As always, when preparing a Bolivian dish I try to get as close as possible to the traditional way of cooking such meals. However, there are certain ingredients that are not available here in Miami that can be found in Bolivia or other South American countries.
When it comes to Majadito, in Bolivia they use an ingredient called
urucú (achiote). Urucú is a seed used for both culinary and medicinal properties. It is reddish and it gives Majadito its orange/red coloring. I haven’t been able to find this seed in the local markets here in Florida. However, I read that adding a combination of turmeric with paprika can substitute for urucú .
The most typical sides added on top of the rice are fried plantains and egg, however when I first tried it the plate had yucca too. In order to save time, I usually bake the yucca and I will share a recipe for baked yucca soon:)
I tend to serve Majadito with Llajua to add spice to each plate individually.
- 1.5 lbs jerk beef look for it in Latin Supermarkets (it's not the snack beef jerky)
- 8 tbsps olive oil I prefer olive oil but feel free to use the oil of your choice
- 2 tomatoes peeled and diced
- 1 red bell pepper diced
- 2 garlic cloves
- 2 cups rice
- 6 cups chicken broth
- 2 plantains
- 1 yucca
- 6 eggs
- salt to taste be careful with salt since both jerk beef and chicken broth might have varying quantities of salt
- 1 red onion
- 4 tbsps parsley
- 0.5 tsp turmeric
- 0.5 tsp paprika i replaced urucu with turmeric and paprika
- Place the jerk beef in water and change the water every so often so you remove the excess salt. It totally depends where you buy the beef and how much salt it has. I repeated the process 3 times, every 15 minutes this last time.
- Boil the beef for 15 minutes.
- Cut the meat in small pieces. If you have a meat mortar, you can smash it to break it apart which is the most traditional way.
- Saute onion, red bell pepper in oil. Add rice and keeps sauteing until rice is translucent.
- Add beef pieces, chicken broth, seasonings and salt. Once it boils, lower the heat, cover and let cook for about 25-30 minutes.
- While rice and beef are cooking, fry the plantains and the egg towards the end so everything can be served together warm at the end.
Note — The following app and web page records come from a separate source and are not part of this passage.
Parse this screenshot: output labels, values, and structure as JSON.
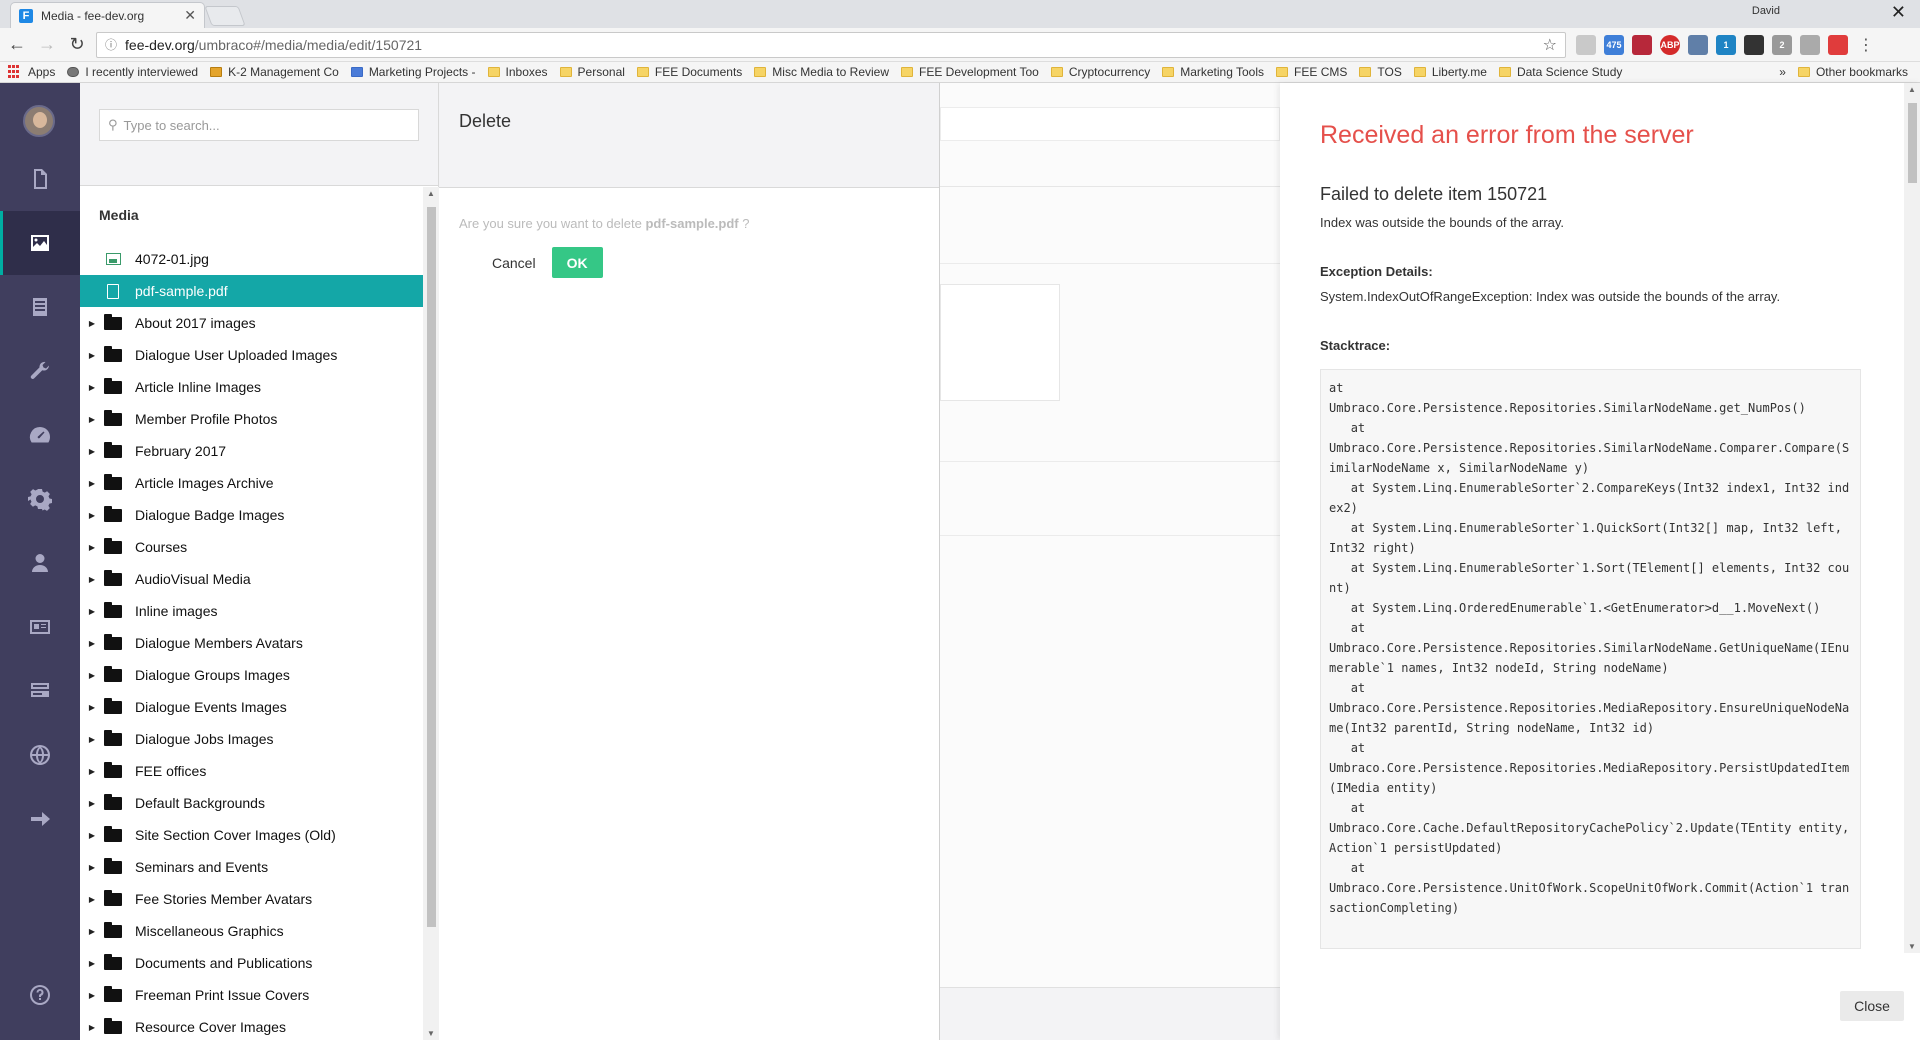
{
  "browser": {
    "tab_title": "Media - fee-dev.org",
    "tab_favicon": "F",
    "profile_name": "David",
    "url_host": "fee-dev.org",
    "url_path": "/umbraco#/media/media/edit/150721",
    "extension_badges": [
      "",
      "475",
      "",
      "ABP",
      "",
      "1",
      "",
      "2",
      "",
      ""
    ],
    "bookmarks": [
      {
        "label": "Apps",
        "icon": "apps"
      },
      {
        "label": "I recently interviewed",
        "icon": "cloud"
      },
      {
        "label": "K-2 Management Co",
        "icon": "box"
      },
      {
        "label": "Marketing Projects - ",
        "icon": "page"
      },
      {
        "label": "Inboxes",
        "icon": "folder"
      },
      {
        "label": "Personal",
        "icon": "folder"
      },
      {
        "label": "FEE Documents",
        "icon": "folder"
      },
      {
        "label": "Misc Media to Review",
        "icon": "folder"
      },
      {
        "label": "FEE Development Too",
        "icon": "folder"
      },
      {
        "label": "Cryptocurrency",
        "icon": "folder"
      },
      {
        "label": "Marketing Tools",
        "icon": "folder"
      },
      {
        "label": "FEE CMS",
        "icon": "folder"
      },
      {
        "label": "TOS",
        "icon": "folder"
      },
      {
        "label": "Liberty.me",
        "icon": "folder"
      },
      {
        "label": "Data Science Study",
        "icon": "folder"
      }
    ],
    "bookmarks_overflow": "»",
    "other_bookmarks": "Other bookmarks"
  },
  "nav": {
    "items": [
      {
        "name": "content",
        "icon": "document-icon"
      },
      {
        "name": "media",
        "icon": "image-icon",
        "active": true
      },
      {
        "name": "forms",
        "icon": "form-icon"
      },
      {
        "name": "developer",
        "icon": "wrench-icon"
      },
      {
        "name": "dashboard",
        "icon": "gauge-icon"
      },
      {
        "name": "settings",
        "icon": "gear-icon"
      },
      {
        "name": "users",
        "icon": "user-icon"
      },
      {
        "name": "members",
        "icon": "id-card-icon"
      },
      {
        "name": "redirects",
        "icon": "server-icon"
      },
      {
        "name": "translation",
        "icon": "globe-icon"
      },
      {
        "name": "deploy",
        "icon": "arrow-right-icon"
      },
      {
        "name": "help",
        "icon": "question-icon"
      }
    ]
  },
  "tree": {
    "search_placeholder": "Type to search...",
    "root_label": "Media",
    "items": [
      {
        "label": "4072-01.jpg",
        "type": "image"
      },
      {
        "label": "pdf-sample.pdf",
        "type": "file",
        "selected": true
      },
      {
        "label": "About 2017 images",
        "type": "folder"
      },
      {
        "label": "Dialogue User Uploaded Images",
        "type": "folder"
      },
      {
        "label": "Article Inline Images",
        "type": "folder"
      },
      {
        "label": "Member Profile Photos",
        "type": "folder"
      },
      {
        "label": "February 2017",
        "type": "folder"
      },
      {
        "label": "Article Images Archive",
        "type": "folder"
      },
      {
        "label": "Dialogue Badge Images",
        "type": "folder"
      },
      {
        "label": "Courses",
        "type": "folder"
      },
      {
        "label": "AudioVisual Media",
        "type": "folder"
      },
      {
        "label": "Inline images",
        "type": "folder"
      },
      {
        "label": "Dialogue Members Avatars",
        "type": "folder"
      },
      {
        "label": "Dialogue Groups Images",
        "type": "folder"
      },
      {
        "label": "Dialogue Events Images",
        "type": "folder"
      },
      {
        "label": "Dialogue Jobs Images",
        "type": "folder"
      },
      {
        "label": "FEE offices",
        "type": "folder"
      },
      {
        "label": "Default Backgrounds",
        "type": "folder"
      },
      {
        "label": "Site Section Cover Images (Old)",
        "type": "folder"
      },
      {
        "label": "Seminars and Events",
        "type": "folder"
      },
      {
        "label": "Fee Stories Member Avatars",
        "type": "folder"
      },
      {
        "label": "Miscellaneous Graphics",
        "type": "folder"
      },
      {
        "label": "Documents and Publications",
        "type": "folder"
      },
      {
        "label": "Freeman Print Issue Covers",
        "type": "folder"
      },
      {
        "label": "Resource Cover Images",
        "type": "folder"
      }
    ]
  },
  "dialog": {
    "title": "Delete",
    "message_prefix": "Are you sure you want to delete ",
    "item_name": "pdf-sample.pdf",
    "message_suffix": " ?",
    "cancel_label": "Cancel",
    "ok_label": "OK"
  },
  "error": {
    "heading": "Received an error from the server",
    "subheading": "Failed to delete item 150721",
    "message": "Index was outside the bounds of the array.",
    "exception_label": "Exception Details:",
    "exception_text": "System.IndexOutOfRangeException: Index was outside the bounds of the array.",
    "stacktrace_label": "Stacktrace:",
    "stacktrace": "at\nUmbraco.Core.Persistence.Repositories.SimilarNodeName.get_NumPos()\n   at\nUmbraco.Core.Persistence.Repositories.SimilarNodeName.Comparer.Compare(SimilarNodeName x, SimilarNodeName y)\n   at System.Linq.EnumerableSorter`2.CompareKeys(Int32 index1, Int32 index2)\n   at System.Linq.EnumerableSorter`1.QuickSort(Int32[] map, Int32 left, Int32 right)\n   at System.Linq.EnumerableSorter`1.Sort(TElement[] elements, Int32 count)\n   at System.Linq.OrderedEnumerable`1.<GetEnumerator>d__1.MoveNext()\n   at\nUmbraco.Core.Persistence.Repositories.SimilarNodeName.GetUniqueName(IEnumerable`1 names, Int32 nodeId, String nodeName)\n   at\nUmbraco.Core.Persistence.Repositories.MediaRepository.EnsureUniqueNodeName(Int32 parentId, String nodeName, Int32 id)\n   at\nUmbraco.Core.Persistence.Repositories.MediaRepository.PersistUpdatedItem(IMedia entity)\n   at\nUmbraco.Core.Cache.DefaultRepositoryCachePolicy`2.Update(TEntity entity, Action`1 persistUpdated)\n   at\nUmbraco.Core.Persistence.UnitOfWork.ScopeUnitOfWork.Commit(Action`1 transactionCompleting)",
    "close_label": "Close",
    "heading_color": "#e5504b"
  },
  "colors": {
    "nav_bg": "#403e5e",
    "selected_row": "#14a7a7",
    "ok_button": "#35c786"
  }
}
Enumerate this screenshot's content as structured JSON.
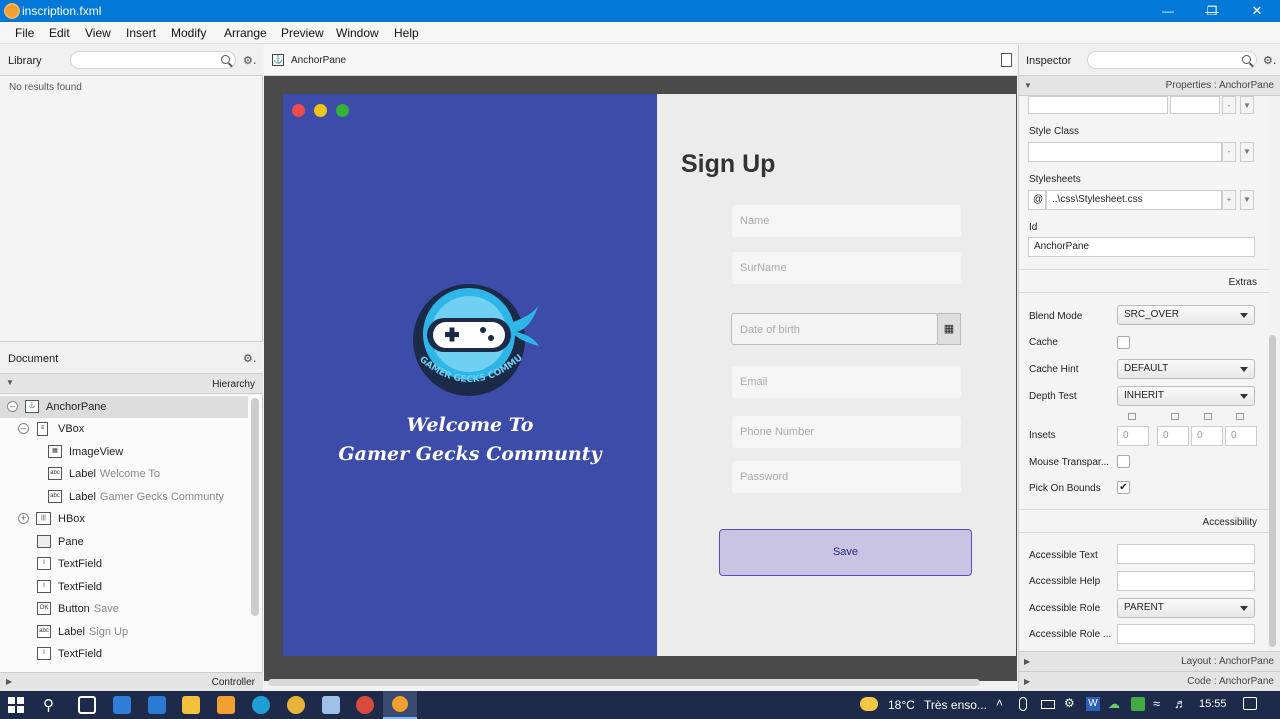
{
  "window": {
    "title": "inscription.fxml",
    "min": "—",
    "max": "❐",
    "close": "✕"
  },
  "menu": [
    "File",
    "Edit",
    "View",
    "Insert",
    "Modify",
    "Arrange",
    "Preview",
    "Window",
    "Help"
  ],
  "library": {
    "title": "Library",
    "empty_text": "No results found"
  },
  "document": {
    "title": "Document",
    "hierarchy_label": "Hierarchy",
    "controller_label": "Controller",
    "tree": [
      {
        "label": "AnchorPane",
        "sub": ""
      },
      {
        "label": "VBox",
        "sub": ""
      },
      {
        "label": "ImageView",
        "sub": ""
      },
      {
        "label": "Label",
        "sub": "Welcome To"
      },
      {
        "label": "Label",
        "sub": "Gamer Gecks Communty"
      },
      {
        "label": "HBox",
        "sub": ""
      },
      {
        "label": "Pane",
        "sub": ""
      },
      {
        "label": "TextField",
        "sub": ""
      },
      {
        "label": "TextField",
        "sub": ""
      },
      {
        "label": "Button",
        "sub": "Save"
      },
      {
        "label": "Label",
        "sub": "Sign Up"
      },
      {
        "label": "TextField",
        "sub": ""
      }
    ]
  },
  "breadcrumb": "AnchorPane",
  "form": {
    "title": "Sign Up",
    "welcome_line1": "Welcome To",
    "welcome_line2": "Gamer Gecks Communty",
    "logo_text": "GAMER GECKS COMMUNITY",
    "fields": {
      "name": "Name",
      "surname": "SurName",
      "dob": "Date of birth",
      "email": "Email",
      "phone": "Phone Number",
      "password": "Password"
    },
    "save": "Save"
  },
  "inspector": {
    "title": "Inspector",
    "properties_section": "Properties",
    "properties_target": "AnchorPane",
    "style_class_label": "Style Class",
    "stylesheets_label": "Stylesheets",
    "stylesheet_at": "@",
    "stylesheet_value": "..\\css\\Stylesheet.css",
    "id_label": "Id",
    "id_value": "AnchorPane",
    "extras_label": "Extras",
    "blend_mode_label": "Blend Mode",
    "blend_mode_value": "SRC_OVER",
    "cache_label": "Cache",
    "cache_hint_label": "Cache Hint",
    "cache_hint_value": "DEFAULT",
    "depth_test_label": "Depth Test",
    "depth_test_value": "INHERIT",
    "insets_label": "Insets",
    "insets_values": [
      "0",
      "0",
      "0",
      "0"
    ],
    "mouse_transparent_label": "Mouse Transpar...",
    "pick_on_bounds_label": "Pick On Bounds",
    "pick_on_bounds_checked": "✔",
    "accessibility_label": "Accessibility",
    "accessible_text_label": "Accessible Text",
    "accessible_help_label": "Accessible Help",
    "accessible_role_label": "Accessible Role",
    "accessible_role_value": "PARENT",
    "accessible_role_desc_label": "Accessible Role ...",
    "layout_section": "Layout",
    "layout_target": "AnchorPane",
    "code_section": "Code",
    "code_target": "AnchorPane"
  },
  "taskbar": {
    "temperature": "18°C",
    "weather": "Très enso...",
    "time": "15:55"
  },
  "colors": {
    "titlebar": "#0078d7",
    "left_pane": "#3c4ca8",
    "save_button": "#c9c3e4",
    "save_border": "#5a4cb8"
  }
}
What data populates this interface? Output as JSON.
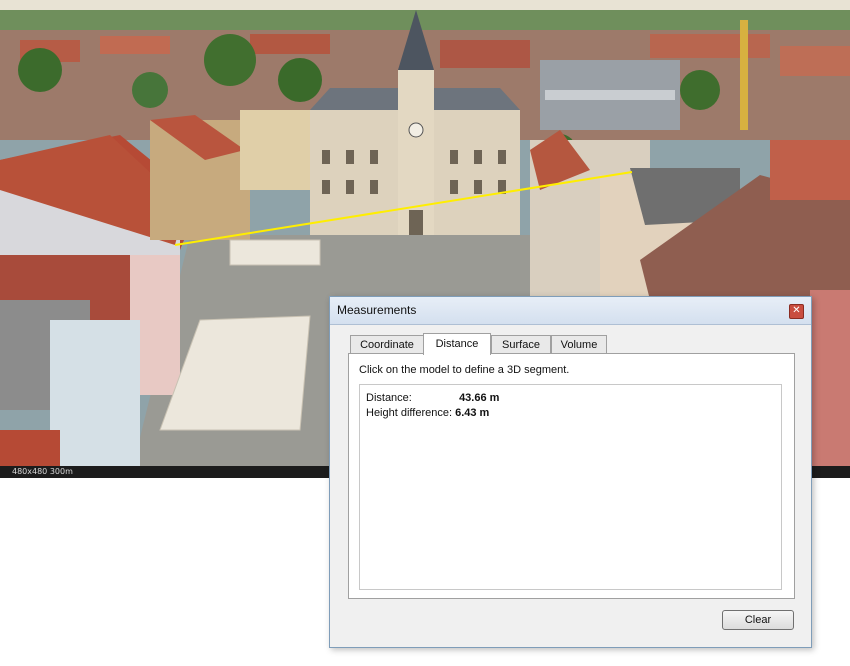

- The most traditional way to serve yucca is fried, so if you have a deep fryer you can peel the yucca, cut it in strips, boil it for 10 minutes then fry it in the deep fryer. Alternatively, if you don't have the deep fryer you can bake the yucca after boiling it. Sprinkle with salt and olive oil, bake for 15 minutes at 400 degrees. Try to have this step done simultaneously with the rice cooking so yucca will baked right when rice has finished cooking.
- Serve the rice in shallow bowl, add egg, plantain and yucca on top. Enjoy:))
If you would like to save my recipe for Majadito, please save the below image to your Pinterest boards. If you have questions about the recipe, don’t hesitate to send me an e-mail (see Contact) or contact me in social media.
Other Bolivian Food Recipes:
If you would like to check some of my other Bolivian recipes, please check the below links: